In August the Parliament of Uganda held its first ever Research Week to increase the demand and use of evidence in the Parliament of Uganda.
“There is increased visibility and usage of research services and the grapevine talk is that the image of the Department of Research Services (DRS) has improved. If all the promises (from the Speaker, Members of Parliament, fellow staff, Scientist/Researchers and media) materialize, the DRS will never be the same again.”
John Bagonza, Director of the Department of Research Services, Parliament of Uganda.
Back in August (23rd-25th) the Parliament of Uganda held its first ever Research Week – you can watch how the week unfolded here. Timed to coincide with the new 10th Parliament, the series of events organized by Parliament’s Department of Research Services (DRS) and Uganda National Academy of Sciences (UNAS) aimed to increase the demand and use of evidence in the Parliament of Uganda.
“If you are formulating policy, you ask questions like: what is the problem? Is the solution the right one? Were there alternatives? That is what Parliament should ask, rather than basing on instincts…”
Rt. Hon. Jacob L’Okori Oulanyah, the Deputy Speaker of Parliament, in his opening speech.
Research Week kicked off with a press conference to invite the public and deliver three key messages:
- Research and evidence is needed in order for the Parliament to perform its duties effectively as well as improving the quality of debate in Parliament.
- Parliament of Uganda welcomes partnership with researchers and research organizations.
- UNAS can provide evidence-based advice to Parliament and link Parliament to research organizations in the country.
Prime Minister Ruhakana Rugunda was among the 242 MPs and 107 parliament staff to participate in the week. This great attendance was largely down to the well-positioned exhibition right outside the main entrance to Parliament. Across the three days, 18 exhibitors from across Uganda’s research system joined the DRS to showcase their research products including; journals, report, policy briefs, brochures and flyers. The DRS usually aims to get 50 research requests per month, but during the Research Week alone it received 68 new requests as well as 55 requests for its publications. Side presentations were made on each day of the exhibition to stimulate discussion between researchers and members of Parliament on topical issues. The topics that were presented included: biosafety and biosecurity, the use of evidence in policy making in Uganda and government bail-outs for struggling private companies in Uganda.

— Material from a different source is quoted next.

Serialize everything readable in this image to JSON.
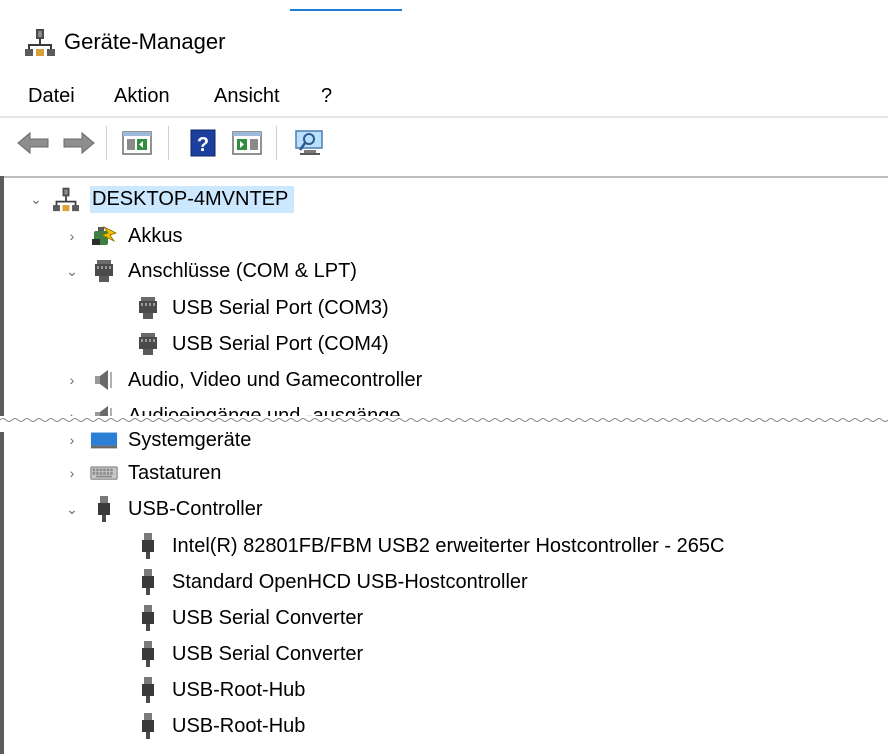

A symposium on “development and use of evidence in strengthening Parliament” was held on the final day of Research Week. It created a unique space where participants joined from government (including DRS researchers), MPs, academia, private sector, civil society organizations. A variety of perspectives were shared, creating a vibrant discussion on the current evidence use in Uganda.
“We stand for the use of correct information for the development of our country.”
Prof. Nelson Sewakambo, President of UNAS
It was agreed that going forward there is a need for a forum to be created for scientists and Members of Parliament to exchange information on topical issues being debated in Parliament.
Research Week was a great success, and the Department for Research Services hopes that this can become a regular event for each turn of Parliament.
The DRS is now engaged in sharing its experiences of Research Week with Parliament of Ghana through VakaYiko’s new Parliament Learning Exchange.
To see more about Research Week watch the video here.